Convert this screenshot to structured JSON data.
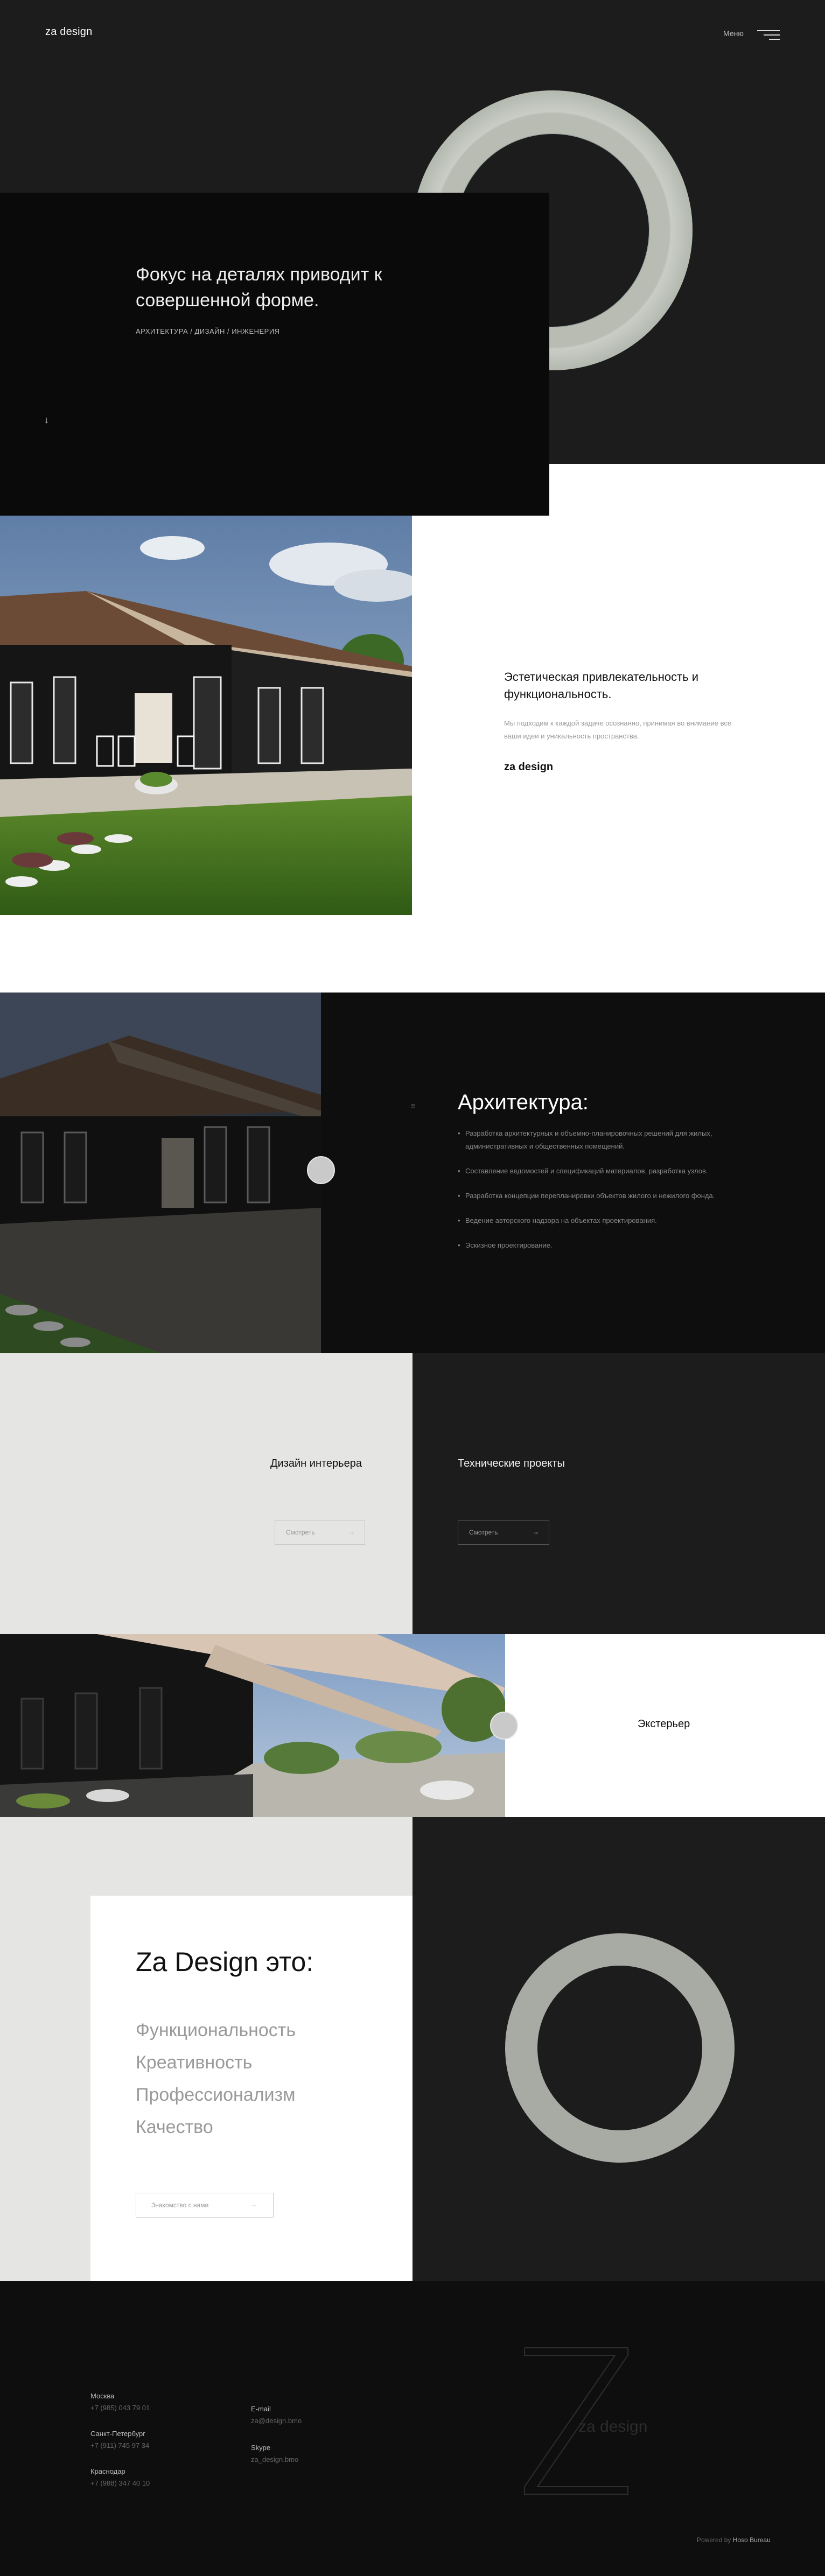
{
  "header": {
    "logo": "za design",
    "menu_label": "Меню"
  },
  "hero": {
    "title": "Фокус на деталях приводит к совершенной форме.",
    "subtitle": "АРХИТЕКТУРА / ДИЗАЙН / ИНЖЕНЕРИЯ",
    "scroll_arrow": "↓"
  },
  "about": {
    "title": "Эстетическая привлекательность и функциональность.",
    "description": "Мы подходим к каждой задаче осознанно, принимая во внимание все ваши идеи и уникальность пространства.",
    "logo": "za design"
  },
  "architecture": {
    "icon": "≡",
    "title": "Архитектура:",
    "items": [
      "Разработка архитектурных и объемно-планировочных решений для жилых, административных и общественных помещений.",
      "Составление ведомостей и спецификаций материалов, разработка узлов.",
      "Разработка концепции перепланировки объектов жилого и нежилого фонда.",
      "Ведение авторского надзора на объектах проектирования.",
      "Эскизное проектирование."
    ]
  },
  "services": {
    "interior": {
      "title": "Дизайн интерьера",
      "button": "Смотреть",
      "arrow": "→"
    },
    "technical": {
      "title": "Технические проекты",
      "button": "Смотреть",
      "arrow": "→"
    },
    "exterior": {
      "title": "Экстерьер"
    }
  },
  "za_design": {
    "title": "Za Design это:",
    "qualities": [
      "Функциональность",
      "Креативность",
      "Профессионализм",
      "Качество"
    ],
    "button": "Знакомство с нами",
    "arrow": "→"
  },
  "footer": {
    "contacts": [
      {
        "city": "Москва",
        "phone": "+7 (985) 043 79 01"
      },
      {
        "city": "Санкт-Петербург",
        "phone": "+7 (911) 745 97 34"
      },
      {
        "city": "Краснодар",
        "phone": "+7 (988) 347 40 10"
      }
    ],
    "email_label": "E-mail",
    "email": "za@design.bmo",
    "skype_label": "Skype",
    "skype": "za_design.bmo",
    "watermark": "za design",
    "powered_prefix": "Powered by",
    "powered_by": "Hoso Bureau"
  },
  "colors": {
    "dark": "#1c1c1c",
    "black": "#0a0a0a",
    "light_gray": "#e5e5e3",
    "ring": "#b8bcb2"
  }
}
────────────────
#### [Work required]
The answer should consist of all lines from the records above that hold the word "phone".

#### [Answer to this exercise]
        "phone": "+7 (985) 043 79 01"
        "phone": "+7 (911) 745 97 34"
        "phone": "+7 (988) 347 40 10"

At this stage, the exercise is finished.